The majority of teacher unions in Ontario have dismissed the proposal of binding arbitration as a means of securing new contracts, potentially leaving room for strikes to occur.
Last Friday, an announcement was made that the government and the Ontario Secondary School Teachers’ Federation (OSSTF) would resort to arbitration if a negotiated contract deal wasn’t achieved by October 27th. However, the approval from OSSTF members is still pending.
Stephen Lecce, Education Minister, had expressed optimism that other unions would agree to what he described as an “incredibly fair, reasonable student-focused proposal.”
Nevertheless, in a joint statement, the Elementary Teachers’ Federation of Ontario (ETFO), the Ontario English Catholic Teachers’ Association (OECTA), and the Association des enseignantes et des enseignants franco-ontarien (AEFO), expressed inability to take the proposal into consideration presently.
According to René Jansen in de Wal, the President of OECTA, the proposal designed for OSSTF does not suit their needs. He mentioned that arbitration could be beneficial under correct circumstances, but expressed concern that it may limit the scope of discussion on critical issues impacting the students and the classroom environment.
Karen Brown, ETFO President, shared these sentiments, stating that many of the concerns raised by their members wouldn’t be best resolved by an arbitrator. She mentioned issues of violence in classrooms and hiring practices, emphasizing the need for decisions to be made by the government after extensive dialogue and negotiations.
Attempting to assuage these concerns, Lecce explained that the arbitration approach potentially left ample room for “spirited discussions at the bargaining table” until October 27th. He made it clear that for unresolved issues popping up during these discussions, a credible, independent, third-party arbitration system would boost the chances for resolution and settlement, thereby ensuring continual classroom learning.

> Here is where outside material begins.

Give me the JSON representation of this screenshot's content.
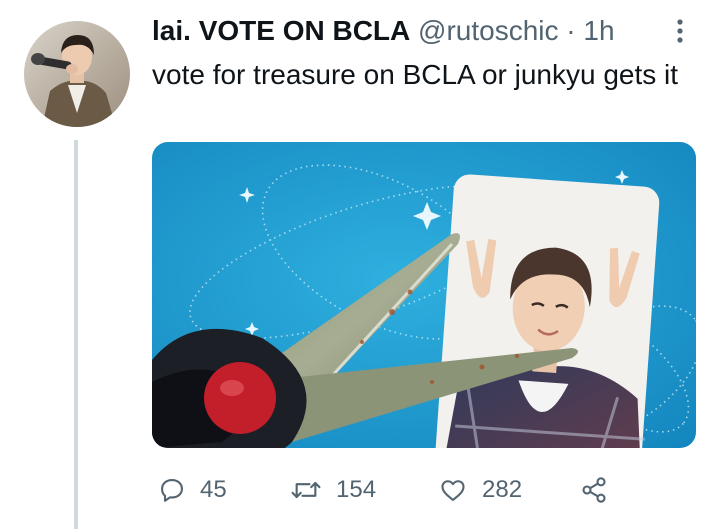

The teacher unions ETFO, OSSTF, and OECTA have scheduled strike votes for September and October with the intention of ascertaining member support for job action and to add a sense of urgency to the bargaining process. The AEFO president mentioned last week that the union was in the process of evaluating its options.